# WORK TO BE COMPLETED:
Across the material below, how many lines contain the word "move"? Give only the number.

# EXERCISE DATA:
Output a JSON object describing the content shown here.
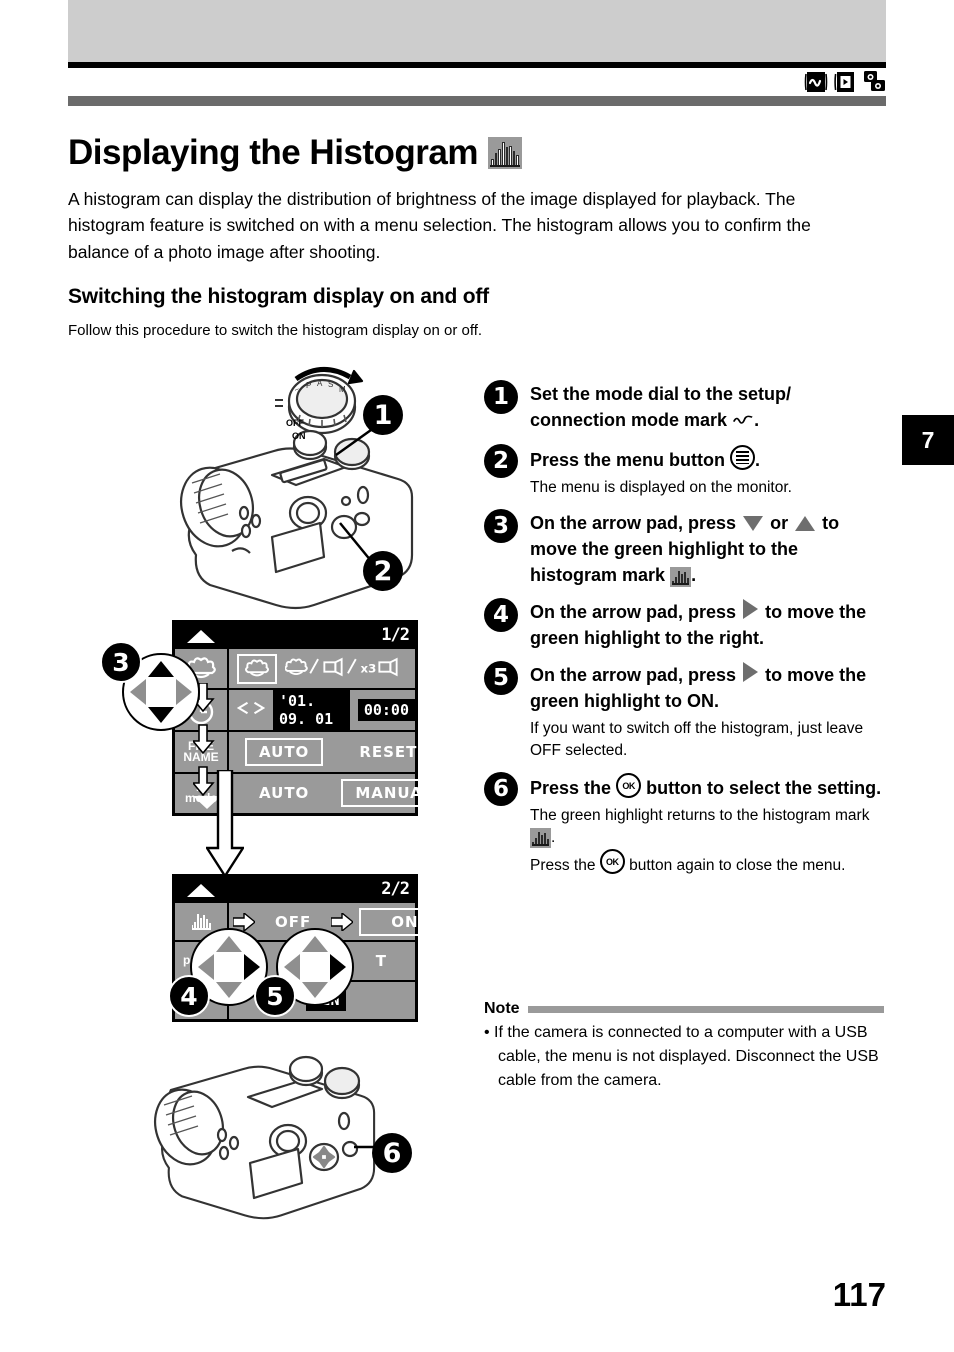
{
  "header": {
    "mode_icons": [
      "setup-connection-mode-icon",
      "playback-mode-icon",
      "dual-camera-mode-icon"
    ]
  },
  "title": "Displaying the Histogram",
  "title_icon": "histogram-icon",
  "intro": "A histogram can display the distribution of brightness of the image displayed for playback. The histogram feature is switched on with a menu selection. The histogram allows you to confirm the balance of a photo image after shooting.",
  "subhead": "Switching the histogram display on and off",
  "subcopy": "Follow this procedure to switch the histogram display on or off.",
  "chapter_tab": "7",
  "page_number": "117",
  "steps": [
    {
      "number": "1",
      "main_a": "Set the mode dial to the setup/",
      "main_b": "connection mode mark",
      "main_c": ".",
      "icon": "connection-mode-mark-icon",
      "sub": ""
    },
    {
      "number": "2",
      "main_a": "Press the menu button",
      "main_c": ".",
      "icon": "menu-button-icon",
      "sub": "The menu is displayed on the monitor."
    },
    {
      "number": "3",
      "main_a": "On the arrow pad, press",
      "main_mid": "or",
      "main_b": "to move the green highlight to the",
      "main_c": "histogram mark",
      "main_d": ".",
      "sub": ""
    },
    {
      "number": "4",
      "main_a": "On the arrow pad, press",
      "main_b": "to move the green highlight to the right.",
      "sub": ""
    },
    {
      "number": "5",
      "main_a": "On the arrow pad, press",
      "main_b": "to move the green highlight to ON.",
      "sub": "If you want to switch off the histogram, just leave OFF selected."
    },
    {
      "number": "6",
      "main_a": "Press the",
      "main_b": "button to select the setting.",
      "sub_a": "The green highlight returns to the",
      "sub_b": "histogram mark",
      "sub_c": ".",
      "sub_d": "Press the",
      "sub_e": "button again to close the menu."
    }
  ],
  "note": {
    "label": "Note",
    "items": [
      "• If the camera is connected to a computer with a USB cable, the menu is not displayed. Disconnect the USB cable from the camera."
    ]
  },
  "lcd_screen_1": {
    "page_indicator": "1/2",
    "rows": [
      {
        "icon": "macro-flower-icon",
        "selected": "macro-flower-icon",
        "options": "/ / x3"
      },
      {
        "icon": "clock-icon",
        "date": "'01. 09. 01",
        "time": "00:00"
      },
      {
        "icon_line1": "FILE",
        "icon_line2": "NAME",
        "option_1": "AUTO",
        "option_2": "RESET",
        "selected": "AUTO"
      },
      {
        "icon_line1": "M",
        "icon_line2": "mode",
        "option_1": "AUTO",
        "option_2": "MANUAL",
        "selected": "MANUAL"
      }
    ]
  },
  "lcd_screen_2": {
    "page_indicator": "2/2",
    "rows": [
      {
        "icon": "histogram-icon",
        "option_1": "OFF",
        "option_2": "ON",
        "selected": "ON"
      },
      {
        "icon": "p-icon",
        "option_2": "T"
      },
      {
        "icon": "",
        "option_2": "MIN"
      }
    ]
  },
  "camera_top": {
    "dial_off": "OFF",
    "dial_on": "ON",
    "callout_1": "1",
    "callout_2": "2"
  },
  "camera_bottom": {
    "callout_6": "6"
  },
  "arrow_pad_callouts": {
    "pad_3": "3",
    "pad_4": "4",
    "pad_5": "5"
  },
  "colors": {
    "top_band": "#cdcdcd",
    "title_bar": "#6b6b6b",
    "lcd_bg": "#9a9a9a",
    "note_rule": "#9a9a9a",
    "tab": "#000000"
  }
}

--

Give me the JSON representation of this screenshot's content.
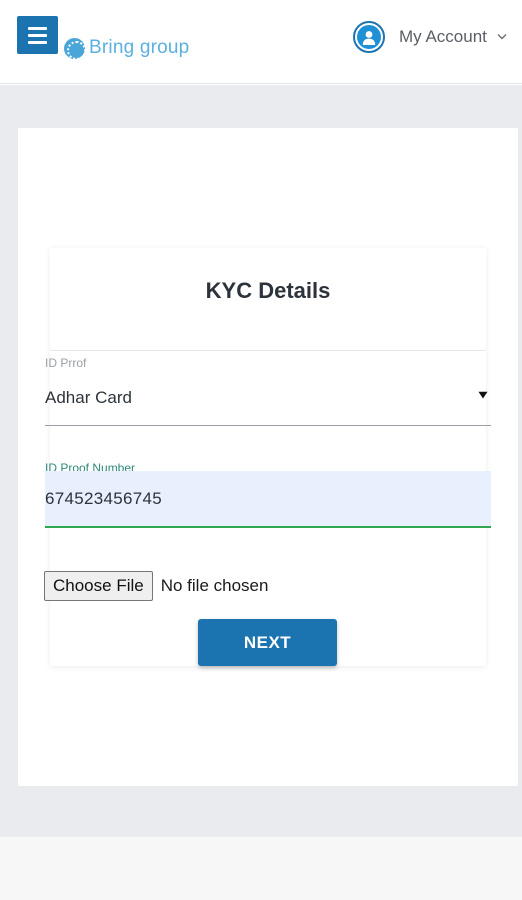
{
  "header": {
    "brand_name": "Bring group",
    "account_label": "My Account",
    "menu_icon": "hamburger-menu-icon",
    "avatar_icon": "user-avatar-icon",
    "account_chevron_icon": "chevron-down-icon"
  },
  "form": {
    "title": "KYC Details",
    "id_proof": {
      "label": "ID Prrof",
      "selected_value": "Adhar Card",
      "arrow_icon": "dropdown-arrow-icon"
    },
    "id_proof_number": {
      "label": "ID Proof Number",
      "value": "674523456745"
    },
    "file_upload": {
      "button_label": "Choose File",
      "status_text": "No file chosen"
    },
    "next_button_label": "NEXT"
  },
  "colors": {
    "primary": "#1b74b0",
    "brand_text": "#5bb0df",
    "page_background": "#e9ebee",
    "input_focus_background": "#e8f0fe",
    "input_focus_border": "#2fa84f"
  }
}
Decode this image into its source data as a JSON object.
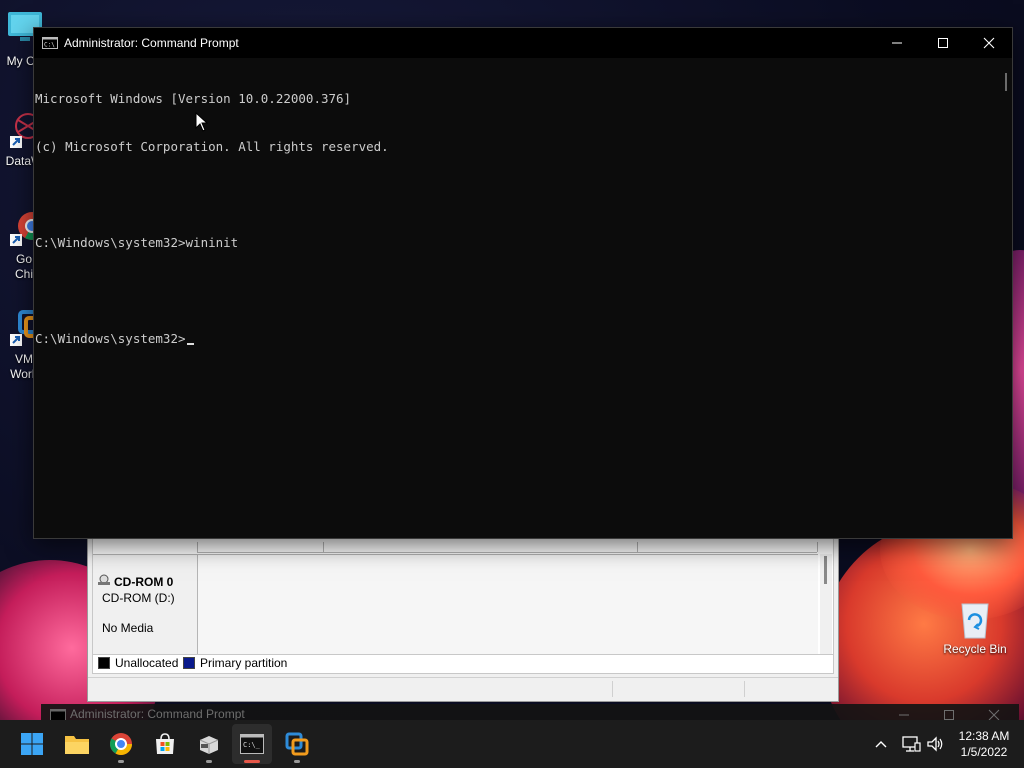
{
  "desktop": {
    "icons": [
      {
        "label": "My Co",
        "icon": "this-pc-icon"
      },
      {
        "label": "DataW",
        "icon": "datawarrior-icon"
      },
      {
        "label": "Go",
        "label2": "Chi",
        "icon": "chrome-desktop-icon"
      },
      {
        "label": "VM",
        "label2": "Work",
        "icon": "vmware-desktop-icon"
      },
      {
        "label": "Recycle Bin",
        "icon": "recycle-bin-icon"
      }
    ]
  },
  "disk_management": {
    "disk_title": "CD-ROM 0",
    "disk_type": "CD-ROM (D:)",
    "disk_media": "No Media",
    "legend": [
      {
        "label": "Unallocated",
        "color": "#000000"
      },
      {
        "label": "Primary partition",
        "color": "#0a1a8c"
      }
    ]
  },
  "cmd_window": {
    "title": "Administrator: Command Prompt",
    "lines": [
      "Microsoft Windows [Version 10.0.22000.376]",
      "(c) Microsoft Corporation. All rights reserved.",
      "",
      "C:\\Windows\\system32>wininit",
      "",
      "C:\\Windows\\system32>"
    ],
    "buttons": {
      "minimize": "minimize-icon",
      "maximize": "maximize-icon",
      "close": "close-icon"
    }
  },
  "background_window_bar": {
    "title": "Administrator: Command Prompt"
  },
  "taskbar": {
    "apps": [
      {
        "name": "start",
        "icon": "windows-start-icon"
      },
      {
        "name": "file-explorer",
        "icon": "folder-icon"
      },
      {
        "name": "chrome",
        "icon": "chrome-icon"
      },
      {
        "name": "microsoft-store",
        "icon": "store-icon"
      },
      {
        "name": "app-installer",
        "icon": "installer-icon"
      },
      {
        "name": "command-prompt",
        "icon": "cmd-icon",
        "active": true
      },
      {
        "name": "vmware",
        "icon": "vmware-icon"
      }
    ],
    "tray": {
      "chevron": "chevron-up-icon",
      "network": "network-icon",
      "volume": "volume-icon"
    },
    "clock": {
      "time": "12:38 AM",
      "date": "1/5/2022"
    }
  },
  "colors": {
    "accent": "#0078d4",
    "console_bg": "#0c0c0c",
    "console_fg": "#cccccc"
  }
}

# PROBLEM SOLUTION:
3